Most borrowers can’t get a mortgage if they don’t pay for a lender’s title insurance policy that protects the bank against possible losses. Getting the same protection for themselves requires more money.
DEAR MR. MYERS: We have signed a contract to purchase our first house. Our lender says that we must buy a title insurance policy to get a mortgage, but our real estate agent is telling us to buy a second policy that will protect our own financial interest in the home. Is a second title policy really necessary, or is our realty agent just trying to add a few bucks to his commission?
ANSWER: No, your agent isn’t trying to pad his commission. Instead, he’s trying to look after your best financial interests.
Virtually no traditional lender will issue a mortgage without first demanding that the borrowers pay for a “lender’s title insurance” policy. It will reimburse the bank for some or all of its losses if someone else — a seller’s long-lost relative or even a total stranger — eventually produces a deed or other documentation that suggests that he or she is the legal owner of the property.
It’s a one-time fee, usually paid at closing, and is typically about 0.5 percent of the home’s purchase price. That works out to an average of about $1,150, based on today’s nationwide median sales price of $230,000.
That’s a cool deal for the lender. But if you want the same type of protection for your down payment and the future equity you build up, you’ll need to purchase a separate “owner’s title insurance” policy that can reimburse your personal financial losses (and perhaps even your legal fees) if a future claim against the title to your home proves successful.
Though purchasing an owner’s title policy would add several hundred dollars more to the closing costs of your new home, the long-term protection it would provide makes it a good investment.
REAL ESTATE TRIVIA: The uptick in home sales last year didn’t create a financial boon for real estate agents, the National Association of Realtors reports.
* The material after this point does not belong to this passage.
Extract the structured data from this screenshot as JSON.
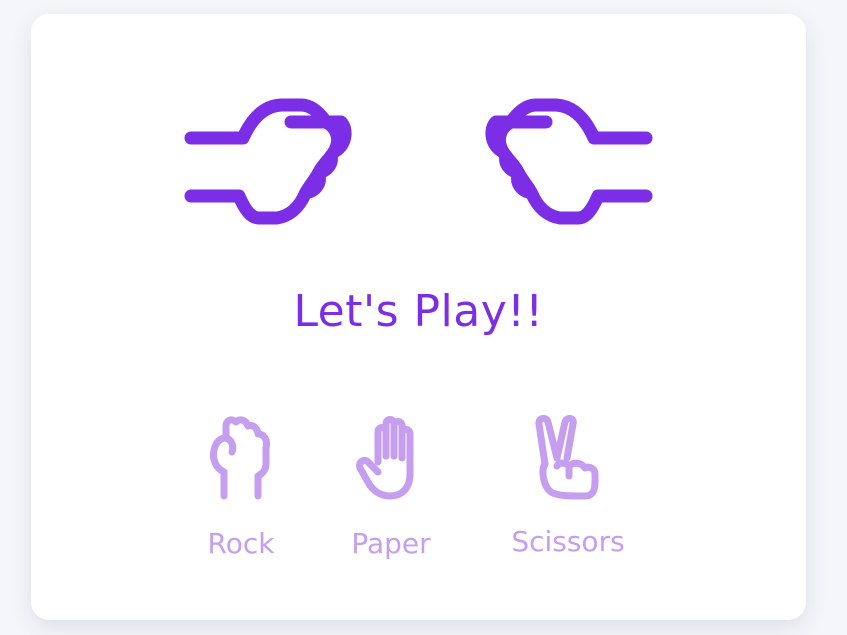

The typical agent earned $45,800 in 2014, down $1,100 from the previous year — largely because a nearly 6 percent increase in new licensees put downward pressure on commissions.
DEAR MR. MYERS: We live in an area where there is a lot of new construction going on. Some of the homes that are being framed now have blue-colored wood, rather than the traditional “blonde” or yellow-tinged wood. What gives?
ANSWER: Those blue-colored frames have been treated with “BluWood,” a sealant that its Florida-based manufacturer claims can prevent moisture from seeping into the lumber and thus avoid the types of problems that nontreated lumber often suffers as it ages, issues such as flashing that fails or even roofs that leak.
Equally important, the manufacturer claims the sealant helps to keep insect- and fungus-fighting borates inside the wood. Borates are naturally occurring minerals that are in every piece of lumber and are widely known as an environmentally friendly preservative, but they leach out as wood ages and moisture takes its toll.
Of course, such protection comes at a cost. Though just about any type of wood can be ordered from a lumberyard with the BluWood sealant, builders and contractors say it adds about 20 percent to the cost. The treated wood, though, is guaranteed for the life of the home.
You can get more information about BluWood from local builders or contractors, calling manufacturer BluWood USA Inc. at 800-964-4228, or by visiting www.bluwood.com on the Internet.
DEAR MR. MYERS: My wife and I have always been interested in the columns you sometimes write about the benefits of creating a living trust so our home and other assets can pass quickly to our heirs after we die instead of getting hung up in long and costly probate proceedings. But if we create a living trust now, would our son and daughter have the right to block us from refinancing at today’s lower mortgage rates or getting a home-equity credit line to pay our medical bills? Could they prevent us from selling our house if we want to move?
ANSWER: No, there’s no reason to worry.
Generally, the beneficiaries of the trust won’t get control of your home and other assets until both you and your spouse pass away. That means that you can refinance, get a home-equity loan, remodel or even sell without their approval.
There are a few exceptions. For example, if your kids believe that both you and your spouse become incapable of making important housing or other financial decisions, they could conceivably go to court and ask the judge to name themselves as your guardians or conservators so they could make those decisions for you. But that’s a time-consuming and costly process that few grown children want to go through, especially when there’s no guarantee that they’d win.
David W. Myers’ column is distributed by Cowles Syndicate Inc.